[Excerpts from an interface dataset]
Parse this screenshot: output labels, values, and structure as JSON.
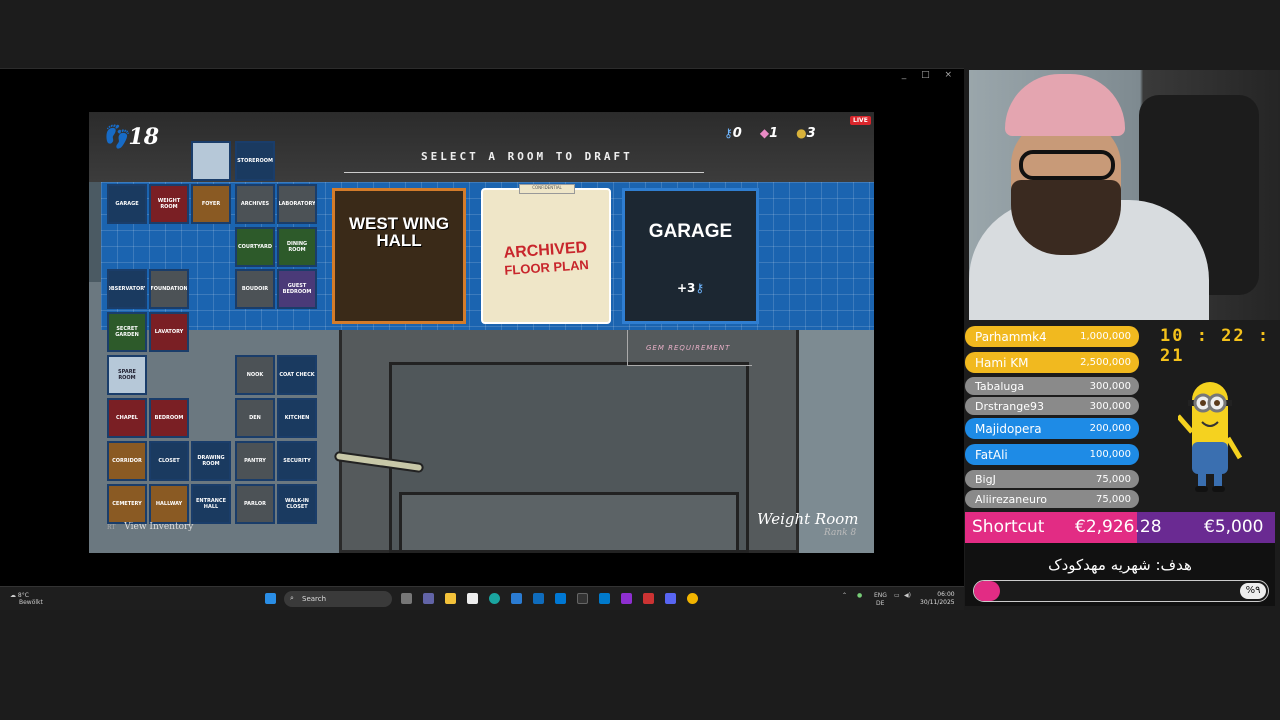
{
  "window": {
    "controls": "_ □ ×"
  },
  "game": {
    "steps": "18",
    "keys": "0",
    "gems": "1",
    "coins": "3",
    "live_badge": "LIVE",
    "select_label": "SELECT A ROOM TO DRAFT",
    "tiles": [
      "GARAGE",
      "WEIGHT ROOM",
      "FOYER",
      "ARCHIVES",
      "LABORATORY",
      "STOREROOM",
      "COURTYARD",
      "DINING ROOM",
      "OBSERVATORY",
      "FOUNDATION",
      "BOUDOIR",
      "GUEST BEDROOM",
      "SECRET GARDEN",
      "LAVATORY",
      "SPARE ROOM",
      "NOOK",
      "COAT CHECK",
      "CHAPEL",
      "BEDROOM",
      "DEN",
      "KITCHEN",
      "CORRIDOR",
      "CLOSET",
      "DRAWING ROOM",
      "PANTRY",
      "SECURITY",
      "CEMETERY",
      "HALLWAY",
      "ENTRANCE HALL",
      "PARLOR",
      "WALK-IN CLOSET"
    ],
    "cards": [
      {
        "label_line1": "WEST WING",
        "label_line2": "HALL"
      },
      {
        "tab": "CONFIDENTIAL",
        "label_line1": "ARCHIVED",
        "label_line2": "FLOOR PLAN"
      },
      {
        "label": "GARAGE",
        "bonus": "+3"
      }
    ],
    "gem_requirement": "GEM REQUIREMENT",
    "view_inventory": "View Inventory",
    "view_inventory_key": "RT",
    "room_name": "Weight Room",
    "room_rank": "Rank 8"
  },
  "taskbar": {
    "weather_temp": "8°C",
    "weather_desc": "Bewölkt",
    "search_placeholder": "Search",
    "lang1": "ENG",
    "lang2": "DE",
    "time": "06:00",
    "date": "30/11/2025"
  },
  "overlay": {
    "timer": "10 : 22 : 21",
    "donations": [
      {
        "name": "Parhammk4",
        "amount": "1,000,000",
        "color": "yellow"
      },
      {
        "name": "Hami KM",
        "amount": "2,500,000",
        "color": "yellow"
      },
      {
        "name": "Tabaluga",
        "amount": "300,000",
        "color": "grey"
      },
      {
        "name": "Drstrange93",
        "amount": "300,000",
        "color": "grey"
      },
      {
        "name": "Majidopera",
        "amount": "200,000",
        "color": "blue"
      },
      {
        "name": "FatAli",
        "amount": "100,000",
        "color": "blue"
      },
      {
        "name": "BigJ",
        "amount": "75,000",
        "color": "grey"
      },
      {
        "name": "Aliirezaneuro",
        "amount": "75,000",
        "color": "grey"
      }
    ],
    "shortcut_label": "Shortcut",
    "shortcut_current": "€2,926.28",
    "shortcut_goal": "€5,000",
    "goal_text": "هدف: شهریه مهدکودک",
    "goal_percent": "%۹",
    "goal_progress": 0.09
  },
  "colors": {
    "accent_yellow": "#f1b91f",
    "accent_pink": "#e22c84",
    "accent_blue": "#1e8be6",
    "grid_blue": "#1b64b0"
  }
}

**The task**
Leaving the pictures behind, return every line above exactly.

**Response below**
Parse this screenshot: output labels, values, and structure as JSON.
{
  "window": {
    "controls": "_ □ ×"
  },
  "game": {
    "steps": "18",
    "keys": "0",
    "gems": "1",
    "coins": "3",
    "live_badge": "LIVE",
    "select_label": "SELECT A ROOM TO DRAFT",
    "tiles": [
      "GARAGE",
      "WEIGHT ROOM",
      "FOYER",
      "ARCHIVES",
      "LABORATORY",
      "STOREROOM",
      "COURTYARD",
      "DINING ROOM",
      "OBSERVATORY",
      "FOUNDATION",
      "BOUDOIR",
      "GUEST BEDROOM",
      "SECRET GARDEN",
      "LAVATORY",
      "SPARE ROOM",
      "NOOK",
      "COAT CHECK",
      "CHAPEL",
      "BEDROOM",
      "DEN",
      "KITCHEN",
      "CORRIDOR",
      "CLOSET",
      "DRAWING ROOM",
      "PANTRY",
      "SECURITY",
      "CEMETERY",
      "HALLWAY",
      "ENTRANCE HALL",
      "PARLOR",
      "WALK-IN CLOSET"
    ],
    "cards": [
      {
        "label_line1": "WEST WING",
        "label_line2": "HALL"
      },
      {
        "tab": "CONFIDENTIAL",
        "label_line1": "ARCHIVED",
        "label_line2": "FLOOR PLAN"
      },
      {
        "label": "GARAGE",
        "bonus": "+3"
      }
    ],
    "gem_requirement": "GEM REQUIREMENT",
    "view_inventory": "View Inventory",
    "view_inventory_key": "RT",
    "room_name": "Weight Room",
    "room_rank": "Rank 8"
  },
  "taskbar": {
    "weather_temp": "8°C",
    "weather_desc": "Bewölkt",
    "search_placeholder": "Search",
    "lang1": "ENG",
    "lang2": "DE",
    "time": "06:00",
    "date": "30/11/2025"
  },
  "overlay": {
    "timer": "10 : 22 : 21",
    "donations": [
      {
        "name": "Parhammk4",
        "amount": "1,000,000",
        "color": "yellow"
      },
      {
        "name": "Hami KM",
        "amount": "2,500,000",
        "color": "yellow"
      },
      {
        "name": "Tabaluga",
        "amount": "300,000",
        "color": "grey"
      },
      {
        "name": "Drstrange93",
        "amount": "300,000",
        "color": "grey"
      },
      {
        "name": "Majidopera",
        "amount": "200,000",
        "color": "blue"
      },
      {
        "name": "FatAli",
        "amount": "100,000",
        "color": "blue"
      },
      {
        "name": "BigJ",
        "amount": "75,000",
        "color": "grey"
      },
      {
        "name": "Aliirezaneuro",
        "amount": "75,000",
        "color": "grey"
      }
    ],
    "shortcut_label": "Shortcut",
    "shortcut_current": "€2,926.28",
    "shortcut_goal": "€5,000",
    "goal_text": "هدف: شهریه مهدکودک",
    "goal_percent": "%۹",
    "goal_progress": 0.09
  },
  "colors": {
    "accent_yellow": "#f1b91f",
    "accent_pink": "#e22c84",
    "accent_blue": "#1e8be6",
    "grid_blue": "#1b64b0"
  }
}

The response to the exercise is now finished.